Feels like I’m missing something. Or someone. Makes me want to look up to the stars at night wishing to be somewhere else. Just to look down at my feet wondering if I’m not where I belong. Allie McDonald and Mike Derenzo, better known as EXES, triggered the most important thing with their new track – emotions. This song was written with heart and soul.
I know, I’m repeating myself, but it seems to get harder and harder to find music that actually transmits feelings. The Electro pop duo EXES from Los Angeles hit the jackpot with their latest release “Dear, Home”. I don’t exactly know how they managed to make their music feelable, but I guess it’s just the perfect combination of the soft emotional voice of McDonald and the defensive intrumental setting by Derenzo which serves rather as a frame for the voice than a backup track.
Starting with a really haunting spacey intro the track builds slowly into a big empty stage for the female vocals (which are placed perfectly front-and-center in the overall mix). If you close your eyes, you can almost see this stage with McDonald on it, single spot, dark room, that’s it. As the track progresses, there are several key elements mixed in, a piano-like synth and very calm drums serve as the base for the vocals. To put some icing on the ear cake, there are some violin stems blended in along some great voice doubling effects. Another example on how you keep a track interesting without getting too experimental. I just have this feeling with this one where everything falls in line, you know. Everything is where it’s supposed to be. Plus, the overall main mix is done perfectly.
With a debut EP that is announced to be released on the upcoming October, we can only wait for more of the creative and talented duo that is the EXES.
Imagine stepping out on the deck of a condo right at the beach, putting your sunglasses on. Seagulls passing by. A few people playing volleyball down at the beach. The wind is taking that bit of salt taste towards you. See it? If you don’t, “Only” will help you to do so.
This piece of calm summer is brought to you by producer and DJ Aaron Shanahan aka “Sunday”, who really managed to slower my heart rate with this track, exactly what I needed after a long day at the office. With a slow drum and sub bass combination, he layered a vocal track with the exact amount of room reverb on it. This alone sounds quite interesting, but he raises the bar even higher when introducing those bell synths and guitar lick stems. I don’t know about you, but I can’t resist to groove along while listening.
Sometimes I have the expression that the vocals are hit too hard by the reverb effect, but on the other hand this only creates and holds that spacey, laid back feeling. In addition with those bell synths and guitar clips it all makes sense and doesn’t really seem strange to the listener anymore.
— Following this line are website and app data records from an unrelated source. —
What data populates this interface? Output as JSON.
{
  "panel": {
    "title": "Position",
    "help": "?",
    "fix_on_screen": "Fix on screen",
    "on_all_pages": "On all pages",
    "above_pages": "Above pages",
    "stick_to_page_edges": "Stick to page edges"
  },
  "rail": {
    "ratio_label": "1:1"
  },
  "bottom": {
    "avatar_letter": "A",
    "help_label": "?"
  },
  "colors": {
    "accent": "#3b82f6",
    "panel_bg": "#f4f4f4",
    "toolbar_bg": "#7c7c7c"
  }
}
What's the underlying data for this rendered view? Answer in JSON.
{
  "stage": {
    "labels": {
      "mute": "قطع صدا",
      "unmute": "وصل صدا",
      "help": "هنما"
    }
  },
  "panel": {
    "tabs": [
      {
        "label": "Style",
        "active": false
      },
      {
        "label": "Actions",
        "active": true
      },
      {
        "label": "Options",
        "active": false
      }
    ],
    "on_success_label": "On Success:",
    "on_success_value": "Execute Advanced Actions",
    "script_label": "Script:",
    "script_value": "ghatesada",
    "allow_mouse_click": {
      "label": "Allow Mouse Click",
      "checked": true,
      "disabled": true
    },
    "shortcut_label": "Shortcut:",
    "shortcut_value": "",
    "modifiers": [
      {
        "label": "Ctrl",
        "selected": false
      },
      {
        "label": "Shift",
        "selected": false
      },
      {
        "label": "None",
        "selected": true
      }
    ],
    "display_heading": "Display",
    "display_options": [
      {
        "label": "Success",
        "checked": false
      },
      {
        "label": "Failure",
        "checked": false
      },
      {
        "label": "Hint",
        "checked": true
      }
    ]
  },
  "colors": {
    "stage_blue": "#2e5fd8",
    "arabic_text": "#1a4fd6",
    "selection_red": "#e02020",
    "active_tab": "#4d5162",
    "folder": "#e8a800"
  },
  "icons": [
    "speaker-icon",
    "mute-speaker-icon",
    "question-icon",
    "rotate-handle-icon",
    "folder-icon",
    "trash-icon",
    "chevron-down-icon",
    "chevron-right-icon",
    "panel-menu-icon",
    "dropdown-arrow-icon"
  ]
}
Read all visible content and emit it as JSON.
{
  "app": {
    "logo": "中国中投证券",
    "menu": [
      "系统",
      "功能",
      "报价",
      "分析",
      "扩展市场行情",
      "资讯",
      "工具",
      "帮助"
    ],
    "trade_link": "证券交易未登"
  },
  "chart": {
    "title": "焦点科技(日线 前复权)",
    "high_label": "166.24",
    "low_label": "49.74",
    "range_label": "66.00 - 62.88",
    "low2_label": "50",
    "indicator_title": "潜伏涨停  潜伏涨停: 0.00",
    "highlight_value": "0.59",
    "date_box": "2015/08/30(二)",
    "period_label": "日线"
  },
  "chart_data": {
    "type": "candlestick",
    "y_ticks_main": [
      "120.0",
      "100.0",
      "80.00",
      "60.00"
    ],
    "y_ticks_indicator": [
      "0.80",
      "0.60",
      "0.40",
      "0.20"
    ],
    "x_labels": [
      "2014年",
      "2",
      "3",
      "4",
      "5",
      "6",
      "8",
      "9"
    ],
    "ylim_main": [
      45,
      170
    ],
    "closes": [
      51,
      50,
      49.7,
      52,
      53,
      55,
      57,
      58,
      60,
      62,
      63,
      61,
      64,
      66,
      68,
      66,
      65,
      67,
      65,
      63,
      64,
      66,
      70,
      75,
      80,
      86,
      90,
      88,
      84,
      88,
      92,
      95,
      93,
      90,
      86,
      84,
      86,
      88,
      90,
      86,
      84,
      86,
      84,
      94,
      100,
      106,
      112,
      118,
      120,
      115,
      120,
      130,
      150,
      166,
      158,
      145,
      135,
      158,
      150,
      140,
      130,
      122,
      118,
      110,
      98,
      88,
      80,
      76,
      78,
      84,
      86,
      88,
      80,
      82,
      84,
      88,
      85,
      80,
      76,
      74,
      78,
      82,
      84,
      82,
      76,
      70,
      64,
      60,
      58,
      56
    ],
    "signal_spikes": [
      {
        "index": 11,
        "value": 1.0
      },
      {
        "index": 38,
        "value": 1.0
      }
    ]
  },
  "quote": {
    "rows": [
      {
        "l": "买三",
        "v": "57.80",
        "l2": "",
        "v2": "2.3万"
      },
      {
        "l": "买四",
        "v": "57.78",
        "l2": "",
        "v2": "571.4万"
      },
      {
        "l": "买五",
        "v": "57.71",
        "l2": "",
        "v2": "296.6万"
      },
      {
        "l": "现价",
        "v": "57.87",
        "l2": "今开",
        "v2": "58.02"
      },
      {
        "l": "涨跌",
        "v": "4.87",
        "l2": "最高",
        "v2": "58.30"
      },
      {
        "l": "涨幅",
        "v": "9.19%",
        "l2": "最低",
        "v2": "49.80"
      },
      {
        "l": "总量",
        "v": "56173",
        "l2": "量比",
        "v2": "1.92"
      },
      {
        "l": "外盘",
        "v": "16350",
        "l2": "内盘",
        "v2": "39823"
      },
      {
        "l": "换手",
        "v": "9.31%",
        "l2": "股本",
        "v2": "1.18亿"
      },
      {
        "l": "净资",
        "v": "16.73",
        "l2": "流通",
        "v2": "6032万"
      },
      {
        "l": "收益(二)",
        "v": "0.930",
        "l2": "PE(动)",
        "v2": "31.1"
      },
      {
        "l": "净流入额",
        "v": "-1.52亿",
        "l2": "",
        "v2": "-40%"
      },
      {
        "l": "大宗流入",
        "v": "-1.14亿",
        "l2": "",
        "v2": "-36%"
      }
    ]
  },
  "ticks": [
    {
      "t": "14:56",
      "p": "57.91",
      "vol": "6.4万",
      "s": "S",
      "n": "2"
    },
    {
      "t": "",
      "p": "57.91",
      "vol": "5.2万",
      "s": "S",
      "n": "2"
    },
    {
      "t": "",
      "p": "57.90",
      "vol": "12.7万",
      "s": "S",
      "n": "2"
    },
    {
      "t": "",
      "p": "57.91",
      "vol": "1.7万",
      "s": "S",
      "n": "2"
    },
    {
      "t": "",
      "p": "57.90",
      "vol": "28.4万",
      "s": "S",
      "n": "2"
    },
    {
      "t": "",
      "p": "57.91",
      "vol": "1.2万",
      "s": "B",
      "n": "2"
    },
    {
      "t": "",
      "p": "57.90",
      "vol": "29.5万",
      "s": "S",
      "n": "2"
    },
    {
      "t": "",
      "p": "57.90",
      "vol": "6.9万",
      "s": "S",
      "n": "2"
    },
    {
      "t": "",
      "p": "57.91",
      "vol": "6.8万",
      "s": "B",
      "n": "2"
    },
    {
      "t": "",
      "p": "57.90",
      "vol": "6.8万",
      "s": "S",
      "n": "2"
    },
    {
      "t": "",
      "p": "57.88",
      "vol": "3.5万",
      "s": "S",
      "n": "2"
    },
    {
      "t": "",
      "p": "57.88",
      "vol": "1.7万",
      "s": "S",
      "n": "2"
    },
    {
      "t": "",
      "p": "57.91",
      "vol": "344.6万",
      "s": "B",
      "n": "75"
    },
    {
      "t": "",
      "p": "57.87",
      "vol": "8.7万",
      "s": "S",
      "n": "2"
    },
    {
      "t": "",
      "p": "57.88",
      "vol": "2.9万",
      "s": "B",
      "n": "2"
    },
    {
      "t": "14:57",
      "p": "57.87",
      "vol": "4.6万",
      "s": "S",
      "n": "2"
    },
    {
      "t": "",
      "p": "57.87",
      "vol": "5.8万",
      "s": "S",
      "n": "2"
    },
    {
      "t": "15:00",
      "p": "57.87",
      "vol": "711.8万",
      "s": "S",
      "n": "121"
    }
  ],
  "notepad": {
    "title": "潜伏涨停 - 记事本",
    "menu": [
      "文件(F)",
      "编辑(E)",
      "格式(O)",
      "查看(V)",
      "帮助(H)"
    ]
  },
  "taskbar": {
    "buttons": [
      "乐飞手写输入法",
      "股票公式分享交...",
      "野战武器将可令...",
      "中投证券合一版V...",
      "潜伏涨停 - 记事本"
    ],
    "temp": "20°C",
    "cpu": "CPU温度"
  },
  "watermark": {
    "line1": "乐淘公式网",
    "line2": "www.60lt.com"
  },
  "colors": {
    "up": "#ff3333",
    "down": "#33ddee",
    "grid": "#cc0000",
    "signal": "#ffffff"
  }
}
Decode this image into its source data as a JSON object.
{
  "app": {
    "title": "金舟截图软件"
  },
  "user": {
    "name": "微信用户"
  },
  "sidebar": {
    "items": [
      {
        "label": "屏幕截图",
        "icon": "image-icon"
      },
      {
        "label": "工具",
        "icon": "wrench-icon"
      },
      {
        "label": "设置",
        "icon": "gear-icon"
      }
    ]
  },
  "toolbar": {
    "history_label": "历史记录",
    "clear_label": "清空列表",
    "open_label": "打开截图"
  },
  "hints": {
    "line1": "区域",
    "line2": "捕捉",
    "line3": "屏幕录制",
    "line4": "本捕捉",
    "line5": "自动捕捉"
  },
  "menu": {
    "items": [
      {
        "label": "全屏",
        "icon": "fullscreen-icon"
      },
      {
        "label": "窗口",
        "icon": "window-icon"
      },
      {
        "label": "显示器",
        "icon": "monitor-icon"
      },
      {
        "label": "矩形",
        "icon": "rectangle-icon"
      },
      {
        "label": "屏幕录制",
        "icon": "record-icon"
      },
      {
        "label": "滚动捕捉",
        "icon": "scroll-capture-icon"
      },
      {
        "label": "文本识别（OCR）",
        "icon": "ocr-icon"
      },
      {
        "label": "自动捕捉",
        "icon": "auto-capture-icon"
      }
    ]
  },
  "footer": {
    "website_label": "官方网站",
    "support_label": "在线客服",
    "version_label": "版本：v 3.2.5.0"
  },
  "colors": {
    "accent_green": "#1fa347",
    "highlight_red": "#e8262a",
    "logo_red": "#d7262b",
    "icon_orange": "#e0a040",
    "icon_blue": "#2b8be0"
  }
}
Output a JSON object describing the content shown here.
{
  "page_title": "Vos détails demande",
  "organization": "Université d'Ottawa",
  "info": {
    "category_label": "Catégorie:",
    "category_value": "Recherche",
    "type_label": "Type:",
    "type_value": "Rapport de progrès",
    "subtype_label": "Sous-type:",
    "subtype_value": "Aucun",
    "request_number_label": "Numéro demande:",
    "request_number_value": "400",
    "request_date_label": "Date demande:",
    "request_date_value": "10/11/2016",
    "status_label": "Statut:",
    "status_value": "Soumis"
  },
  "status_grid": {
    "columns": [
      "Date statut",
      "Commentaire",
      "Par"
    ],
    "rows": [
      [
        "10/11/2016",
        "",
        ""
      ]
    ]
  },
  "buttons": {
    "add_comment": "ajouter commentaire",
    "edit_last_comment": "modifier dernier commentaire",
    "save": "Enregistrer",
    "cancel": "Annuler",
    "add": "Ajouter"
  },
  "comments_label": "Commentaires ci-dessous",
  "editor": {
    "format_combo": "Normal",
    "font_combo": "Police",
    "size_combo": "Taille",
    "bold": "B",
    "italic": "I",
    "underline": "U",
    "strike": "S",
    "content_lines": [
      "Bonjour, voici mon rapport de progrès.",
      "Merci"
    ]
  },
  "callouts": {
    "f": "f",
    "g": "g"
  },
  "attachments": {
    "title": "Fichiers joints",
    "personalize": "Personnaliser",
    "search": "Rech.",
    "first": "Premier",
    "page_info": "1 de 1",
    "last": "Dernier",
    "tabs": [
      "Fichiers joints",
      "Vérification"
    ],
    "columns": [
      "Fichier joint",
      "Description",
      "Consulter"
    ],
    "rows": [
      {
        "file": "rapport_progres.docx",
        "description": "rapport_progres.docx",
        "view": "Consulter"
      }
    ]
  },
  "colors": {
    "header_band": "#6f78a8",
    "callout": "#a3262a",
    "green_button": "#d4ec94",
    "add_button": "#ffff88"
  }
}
This track isn’t overloaded with tons of layered tracks, special effects or anything. Shanahan did a great job in keeping it simple but at the same time complex enough to not feel boring for a second. The sound sometimes almost seems kind of “shy”, defensively mixed. That makes the track really multipurpose, doesn’t matter if it’s played at the club, as backgroud chillout tune in a bar, or on your headphones while jogging a couple of miles. Being also mixed solidly with maybe one or two events being too “thick”, there’s no reason to not play that song on repeat whenever you need that summer feeling.